Of the $157 billion in prescription drug revenues that didn’t go to manufacturers in 2016, around $18 billion went to pharmacy wholesalers. Therefore, the top three wholesalers together collected just over $16 billion in revenues in 2016.
Interfacing with Patients: Pharmacies
Retail pharmacies are the most common interface between consumers and the prescription drug industry.
Pharmacies are the primary interface between patients and prescription medications. Pharmacies in aggregate took in $73 billion of the expenditures on prescription drugs in 2016, based on estimated gross profits from various industry sources and figures from SEC filings. It is interesting to note that as demographics and purchasing habits shift among Americans, mail order pharmacy use is expected to increase significantly in coming years.
PBMs: Intermediaries Between Insurers and Other Entities
Pharmacy benefit managers (PBMs) aren’t really located on the line connecting manufacturers to wholesalers and wholesalers to dispensers. They operate as an intermediary between insurers and other entities like pharmacies and manufacturers in an effort to keep drug prices in line with consumer expectations.
Originating as simple claims processors, PBMs have grown to assume several responsibilities, like operating mail order dispensing programs, managing drug distribution among pharmacy networks, negotiating rebates, and managing formularies. Their estimated retained revenues for 2016 were $23 billion, based on SEC disclosures and the use of various estimating tools.
Providers and Insurers
Providers, including hospitals, clinics, nursing homes, and other organizations that dispense drugs to patients, took in an estimated $35 billion in prescription drug revenues in 2016, while insurers took in $8 billion. The following table summarizes where the Health Affairs study allocated prescription drug spending in their study of 2016 data:
|Drug Manufacturers||$323 billion|
|Wholesalers||$ 18 billion|
|Pharmacies||$ 73 billion|
|Pharmacy Benefit Managers (PBMs)||$ 23 billion|
|Providers||$ 35 billion|
|Insurers||$ 8 billion|
According to the Health Affairs study, in 2016, just under 90% of retained revenues for prescription drugs went to manufacturers (with the largest share by far), followed by pharmacies, and other providers (hospitals, clinics, nursing homes, etc. that dispense prescription drugs).

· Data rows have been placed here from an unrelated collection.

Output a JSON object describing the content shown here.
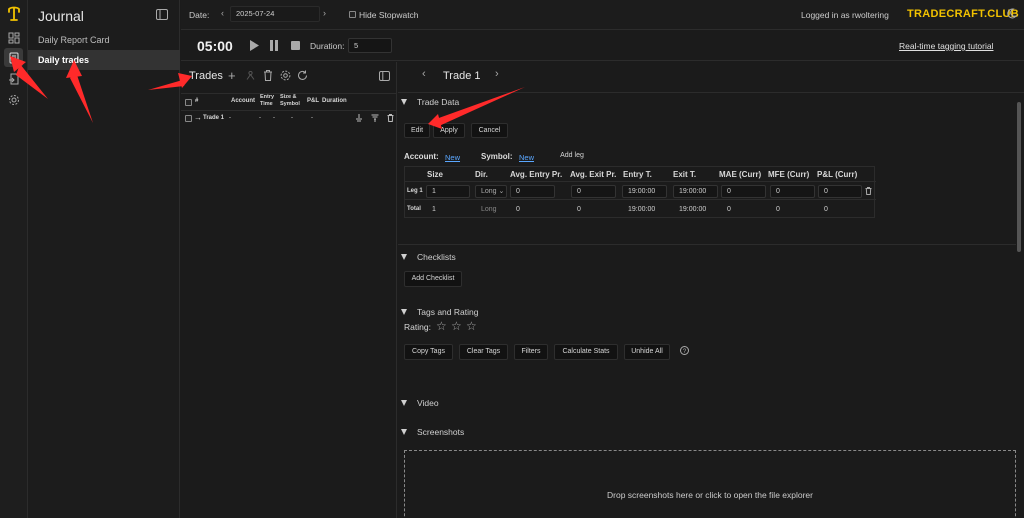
{
  "app": {
    "title": "Journal",
    "brand": "TRADECRAFT.CLUB",
    "logged_in": "Logged in as rwoltering"
  },
  "sidebar": {
    "items": [
      {
        "label": "Daily Report Card"
      },
      {
        "label": "Daily trades"
      }
    ]
  },
  "header": {
    "date_label": "Date:",
    "date_value": "2025-07-24",
    "hide_stopwatch": "Hide Stopwatch",
    "timer": "05:00",
    "duration_label": "Duration:",
    "duration_value": "5",
    "tutorial_link": "Real-time tagging tutorial"
  },
  "trades_panel": {
    "title": "Trades",
    "columns": [
      "#",
      "Account",
      "Entry Time",
      "Size & Symbol",
      "P&L",
      "Duration"
    ],
    "rows": [
      {
        "name": "Trade 1",
        "suffix": "-",
        "account": "-",
        "entry_time": "-",
        "size_symbol": "-",
        "pnl": "-"
      }
    ]
  },
  "trade_view": {
    "title": "Trade 1",
    "trade_data": {
      "heading": "Trade Data",
      "edit": "Edit",
      "apply": "Apply",
      "cancel": "Cancel",
      "account_label": "Account:",
      "account_new": "New",
      "symbol_label": "Symbol:",
      "symbol_new": "New",
      "add_leg": "Add leg",
      "headers": [
        "Size",
        "Dir.",
        "Avg. Entry Pr.",
        "Avg. Exit Pr.",
        "Entry T.",
        "Exit T.",
        "MAE (Curr)",
        "MFE (Curr)",
        "P&L (Curr)"
      ],
      "rows": [
        {
          "label": "Leg 1",
          "size": "1",
          "dir": "Long",
          "entry_pr": "0",
          "exit_pr": "0",
          "entry_t": "19:00:00",
          "exit_t": "19:00:00",
          "mae": "0",
          "mfe": "0",
          "pnl": "0"
        },
        {
          "label": "Total",
          "size": "1",
          "dir": "Long",
          "entry_pr": "0",
          "exit_pr": "0",
          "entry_t": "19:00:00",
          "exit_t": "19:00:00",
          "mae": "0",
          "mfe": "0",
          "pnl": "0"
        }
      ]
    },
    "checklists": {
      "heading": "Checklists",
      "add": "Add Checklist"
    },
    "tags": {
      "heading": "Tags and Rating",
      "rating_label": "Rating:",
      "rating_value": 0,
      "rating_max": 3,
      "buttons": [
        "Copy Tags",
        "Clear Tags",
        "Filters",
        "Calculate Stats",
        "Unhide All"
      ]
    },
    "video": {
      "heading": "Video"
    },
    "screenshots": {
      "heading": "Screenshots",
      "drop_text": "Drop screenshots here or click to open the file explorer"
    }
  },
  "colors": {
    "background": "#1b1b1b",
    "accent": "#f2c200",
    "link": "#5aa7ff",
    "annotation": "#ff2a2a"
  }
}
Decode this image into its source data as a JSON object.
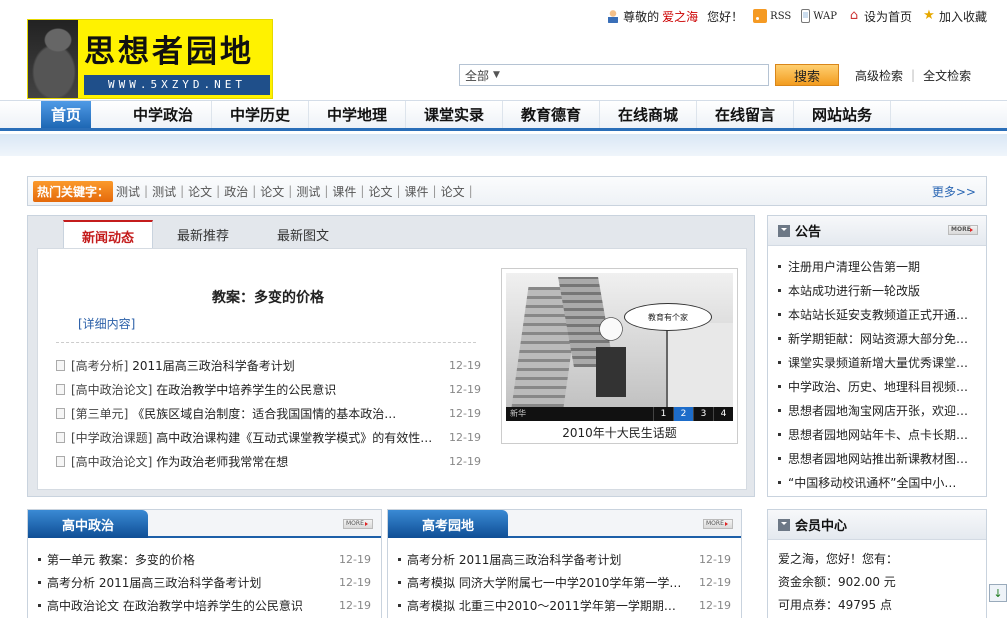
{
  "topbar": {
    "greeting_prefix": "尊敬的",
    "username": "爱之海",
    "greeting_suffix": "您好！",
    "rss": "RSS",
    "wap": "WAP",
    "set_home": "设为首页",
    "bookmark": "加入收藏"
  },
  "logo": {
    "title": "思想者园地",
    "url": "WWW.5XZYD.NET"
  },
  "search": {
    "scope": "全部",
    "query": "",
    "button": "搜索",
    "advanced": "高级检索",
    "fulltext": "全文检索"
  },
  "nav": {
    "items": [
      {
        "label": "首页"
      },
      {
        "label": "中学政治"
      },
      {
        "label": "中学历史"
      },
      {
        "label": "中学地理"
      },
      {
        "label": "课堂实录"
      },
      {
        "label": "教育德育"
      },
      {
        "label": "在线商城"
      },
      {
        "label": "在线留言"
      },
      {
        "label": "网站站务"
      }
    ]
  },
  "hot": {
    "label": "热门关键字：",
    "keywords": [
      "测试",
      "测试",
      "论文",
      "政治",
      "论文",
      "测试",
      "课件",
      "论文",
      "课件",
      "论文"
    ],
    "more": "更多>>"
  },
  "news": {
    "tabs": [
      {
        "label": "新闻动态"
      },
      {
        "label": "最新推荐"
      },
      {
        "label": "最新图文"
      }
    ],
    "feature_title": "教案：多变的价格",
    "detail": "[详细内容]",
    "items": [
      {
        "cat": "[高考分析]",
        "title": "2011届高三政治科学备考计划",
        "date": "12-19"
      },
      {
        "cat": "[高中政治论文]",
        "title": "在政治教学中培养学生的公民意识",
        "date": "12-19"
      },
      {
        "cat": "[第三单元]",
        "title": "《民族区域自治制度：适合我国国情的基本政治…",
        "date": "12-19"
      },
      {
        "cat": "[中学政治课题]",
        "title": "高中政治课构建《互动式课堂教学模式》的有效性…",
        "date": "12-19"
      },
      {
        "cat": "[高中政治论文]",
        "title": "作为政治老师我常常在想",
        "date": "12-19"
      }
    ],
    "slide": {
      "caption": "2010年十大民生话题",
      "bubble": "教育有个家",
      "credit": "新华",
      "pages": [
        "1",
        "2",
        "3",
        "4"
      ],
      "active_page": "2"
    }
  },
  "notice": {
    "title": "公告",
    "more": "MORE",
    "items": [
      "注册用户清理公告第一期",
      "本站成功进行新一轮改版",
      "本站站长延安支教频道正式开通…",
      "新学期钜献：网站资源大部分免…",
      "课堂实录频道新增大量优秀课堂…",
      "中学政治、历史、地理科目视频…",
      "思想者园地淘宝网店开张，欢迎…",
      "思想者园地网站年卡、点卡长期…",
      "思想者园地网站推出新课教材图…",
      "“中国移动校讯通杯”全国中小…"
    ]
  },
  "member": {
    "title": "会员中心",
    "greeting": "爱之海，您好！您有：",
    "balance": "资金余额：902.00 元",
    "points": "可用点券：49795 点"
  },
  "col_politics": {
    "title": "高中政治",
    "more": "MORE",
    "items": [
      {
        "title": "第一单元 教案：多变的价格",
        "date": "12-19"
      },
      {
        "title": "高考分析 2011届高三政治科学备考计划",
        "date": "12-19"
      },
      {
        "title": "高中政治论文 在政治教学中培养学生的公民意识",
        "date": "12-19"
      }
    ]
  },
  "col_gaokao": {
    "title": "高考园地",
    "more": "MORE",
    "items": [
      {
        "title": "高考分析 2011届高三政治科学备考计划",
        "date": "12-19"
      },
      {
        "title": "高考模拟 同济大学附属七一中学2010学年第一学期高…",
        "date": "12-19"
      },
      {
        "title": "高考模拟 北重三中2010～2011学年第一学期期中考试…",
        "date": "12-19"
      }
    ]
  }
}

Drug spending matters to everyone in the long path from the development of drug patents through consumption of medication by consumers. Consumers, naturally, care most about drug prices. Understanding where the dollars spent on prescription drugs go is one of the most important steps in learning how to develop greater transparency along the path from manufacturer to patient.